Data shown:
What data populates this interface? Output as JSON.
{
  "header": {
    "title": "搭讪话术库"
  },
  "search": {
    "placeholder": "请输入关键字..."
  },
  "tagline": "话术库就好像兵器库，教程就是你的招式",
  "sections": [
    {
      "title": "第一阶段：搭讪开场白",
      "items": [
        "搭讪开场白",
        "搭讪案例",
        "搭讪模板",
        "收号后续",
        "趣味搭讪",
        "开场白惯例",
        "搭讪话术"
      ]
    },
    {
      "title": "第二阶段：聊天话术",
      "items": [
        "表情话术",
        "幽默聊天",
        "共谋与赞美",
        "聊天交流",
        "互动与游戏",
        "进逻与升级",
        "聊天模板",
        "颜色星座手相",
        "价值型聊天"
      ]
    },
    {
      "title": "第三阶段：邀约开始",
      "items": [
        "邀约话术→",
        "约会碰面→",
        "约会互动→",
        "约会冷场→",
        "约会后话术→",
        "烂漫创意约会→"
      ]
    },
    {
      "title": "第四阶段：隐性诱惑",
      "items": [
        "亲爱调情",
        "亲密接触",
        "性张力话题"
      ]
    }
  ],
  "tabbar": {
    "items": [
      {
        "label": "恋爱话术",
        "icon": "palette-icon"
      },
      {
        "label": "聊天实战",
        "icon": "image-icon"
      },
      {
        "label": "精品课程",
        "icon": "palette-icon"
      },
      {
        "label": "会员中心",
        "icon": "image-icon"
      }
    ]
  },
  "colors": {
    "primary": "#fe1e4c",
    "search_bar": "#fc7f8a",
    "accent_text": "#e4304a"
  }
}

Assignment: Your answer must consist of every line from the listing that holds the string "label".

Result of this exercise:
        "label": "恋爱话术",
        "label": "聊天实战",
        "label": "精品课程",
        "label": "会员中心",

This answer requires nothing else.